Not long after the advertisements had been received and posted, however, Lauren was directed by Don Wilson and other faculty of kinesiology members to take the posters down and change the event name immediately. Dinos soccer, Lauren and Jessica said, complied with these requests, although they were unable to change the event names on the tickets they had printed.
Speaking with Lauren and Jessica highlighted some serious issues within the SU regarding its cabaret planning process. After speaking with Lauren and Jessica, I briefly spoke with Joel Lockwood and Bev Hills again. When I had initially spoken to Mr. Hills about the advertisement, he had said that he’d indicated to the SU communications department the controversial nature of the advertisement when it was first proposed. However, in speaking with Lauren and Jessica, I found that Dinos soccer was unaware of concerns on the part of any SU staff member. Clearly, this is an example a problem with having SU staff members subjectively monitoring advertisement content. While Mr. Hills made his concerns known internally, the Dinos soccer representatives did not recall being notified.

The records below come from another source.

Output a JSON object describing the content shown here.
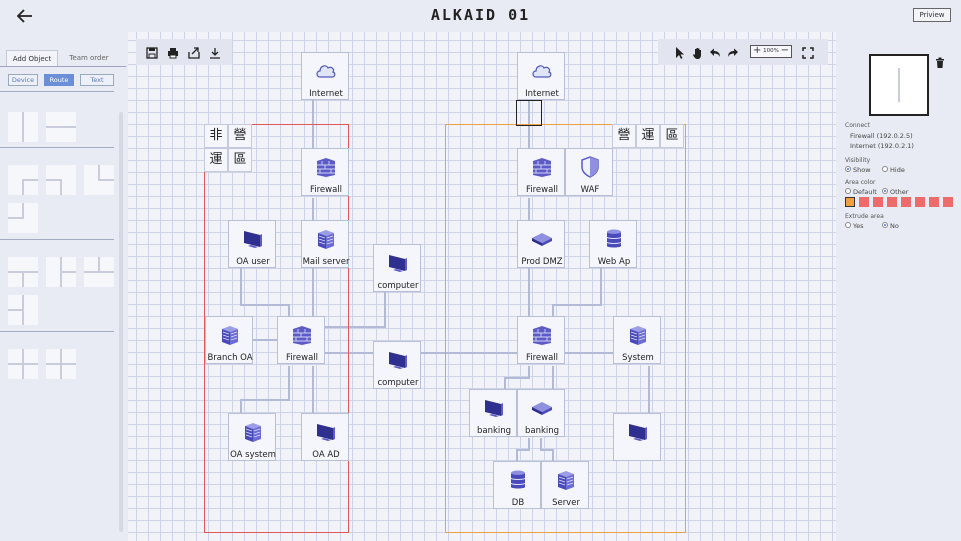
{
  "app": {
    "logo": "ALKAID 01",
    "preview_label": "Priview"
  },
  "left_panel": {
    "tabs": [
      {
        "label": "Add Object",
        "active": true
      },
      {
        "label": "Team order",
        "active": false
      }
    ],
    "subtabs": [
      {
        "label": "Device",
        "active": false
      },
      {
        "label": "Route",
        "active": true
      },
      {
        "label": "Text",
        "active": false
      }
    ]
  },
  "toolbar": {
    "left_icons": [
      "save-icon",
      "print-icon",
      "export-icon",
      "download-icon"
    ],
    "right_icons": [
      "pointer-icon",
      "hand-icon",
      "undo-icon",
      "redo-icon",
      "zoom-in-icon",
      "zoom-out-icon",
      "fullscreen-icon"
    ],
    "zoom_level": "100%"
  },
  "areas": [
    {
      "name": "left-area",
      "label_chars": [
        "非",
        "營",
        "運",
        "區"
      ],
      "color": "#e05858"
    },
    {
      "name": "right-area",
      "label_chars": [
        "營",
        "運",
        "區"
      ],
      "color": "#f0a040"
    }
  ],
  "nodes": [
    {
      "id": "internet-l",
      "label": "Internet",
      "icon": "cloud-icon"
    },
    {
      "id": "firewall-l",
      "label": "Firewall",
      "icon": "firewall-icon"
    },
    {
      "id": "oa-user",
      "label": "OA user",
      "icon": "monitor-icon"
    },
    {
      "id": "mail-server",
      "label": "Mail server",
      "icon": "server-icon"
    },
    {
      "id": "computer-1",
      "label": "computer",
      "icon": "monitor-icon"
    },
    {
      "id": "branch-oa",
      "label": "Branch OA",
      "icon": "server-icon"
    },
    {
      "id": "firewall-l2",
      "label": "Firewall",
      "icon": "firewall-icon"
    },
    {
      "id": "computer-2",
      "label": "computer",
      "icon": "monitor-icon"
    },
    {
      "id": "oa-system",
      "label": "OA system",
      "icon": "server-icon"
    },
    {
      "id": "oa-ad",
      "label": "OA AD",
      "icon": "monitor-icon"
    },
    {
      "id": "internet-r",
      "label": "Internet",
      "icon": "cloud-icon"
    },
    {
      "id": "firewall-r",
      "label": "Firewall",
      "icon": "firewall-icon"
    },
    {
      "id": "waf",
      "label": "WAF",
      "icon": "shield-icon"
    },
    {
      "id": "prod-dmz",
      "label": "Prod DMZ",
      "icon": "switch-icon"
    },
    {
      "id": "web-ap",
      "label": "Web Ap",
      "icon": "database-icon"
    },
    {
      "id": "firewall-r2",
      "label": "Firewall",
      "icon": "firewall-icon"
    },
    {
      "id": "system",
      "label": "System",
      "icon": "server-icon"
    },
    {
      "id": "banking-1",
      "label": "banking",
      "icon": "monitor-icon"
    },
    {
      "id": "banking-2",
      "label": "banking",
      "icon": "switch-icon"
    },
    {
      "id": "monitor-r",
      "label": "",
      "icon": "monitor-icon"
    },
    {
      "id": "db",
      "label": "DB",
      "icon": "database-icon"
    },
    {
      "id": "server",
      "label": "Server",
      "icon": "server-icon"
    }
  ],
  "right_panel": {
    "connect_title": "Connect",
    "connections": [
      "Firewall  (192.0.2.5)",
      "Internet  (192.0.2.1)"
    ],
    "visibility_title": "Visibility",
    "visibility_options": [
      {
        "label": "Show",
        "selected": true
      },
      {
        "label": "Hide",
        "selected": false
      }
    ],
    "area_color_title": "Area color",
    "area_color_options": [
      {
        "label": "Default",
        "selected": false
      },
      {
        "label": "Other",
        "selected": true
      }
    ],
    "swatches": [
      "#f0a040",
      "#ee6b6b",
      "#ee6b6b",
      "#ee6b6b",
      "#ee6b6b",
      "#ee6b6b",
      "#ee6b6b",
      "#ee6b6b"
    ],
    "extrude_title": "Extrude area",
    "extrude_options": [
      {
        "label": "Yes",
        "selected": false
      },
      {
        "label": "No",
        "selected": true
      }
    ]
  }
}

Had they been made aware of a potential problem, it is likely that they would have changed the event name prior to poster production, which would have saved them a lot of trouble.

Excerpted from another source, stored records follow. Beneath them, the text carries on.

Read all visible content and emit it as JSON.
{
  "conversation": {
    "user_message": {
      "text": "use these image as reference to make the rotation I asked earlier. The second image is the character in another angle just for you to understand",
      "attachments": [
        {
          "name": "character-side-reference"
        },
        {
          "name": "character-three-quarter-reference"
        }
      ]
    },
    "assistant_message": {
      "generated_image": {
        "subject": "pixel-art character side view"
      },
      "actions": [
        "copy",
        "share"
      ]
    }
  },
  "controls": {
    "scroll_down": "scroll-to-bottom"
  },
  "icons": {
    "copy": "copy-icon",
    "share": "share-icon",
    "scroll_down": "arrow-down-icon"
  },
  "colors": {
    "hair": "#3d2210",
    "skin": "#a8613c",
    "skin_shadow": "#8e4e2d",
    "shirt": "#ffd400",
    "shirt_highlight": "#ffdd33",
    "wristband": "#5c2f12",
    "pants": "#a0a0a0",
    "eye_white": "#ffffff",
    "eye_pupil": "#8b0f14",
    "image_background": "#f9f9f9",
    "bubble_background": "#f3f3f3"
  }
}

Although I feel compelled to end this article by saying “everyone’s entitled to their own opinion,” in the case of the “Office Ho’s and CEO’s” advertisement, personal opinion has become irrelevant. The ad is an example of blatant sexism, and it is wrong. If nothing else, I hope that students will consider the implications of the ads they see on campus, and speak up if they are similarly offended or disturbed by any messages and images portrayed therein. Ultimately, this specific issue boiled down to a breakdown in communication between a club and the SU, and ineffective policies governing advertisement content. I am optimistic that the changes made to SU policy will prevent anything like this from happening again. Effective content monitoring on the part of the SU, and changes to the clubs manual will allow student groups to plan their events without worrying that their posters will be deemed inappropriate after it is too late to change them. The interests of all students on campus will be better served with an effective appeal process in place in the event that a student is offended by advertising material. I am happy that I was able to voice my concerns and affect change, and I have found the experience to be very personally empowering; even though as much as I might have relished it, I never really got to “stick it” to anyone.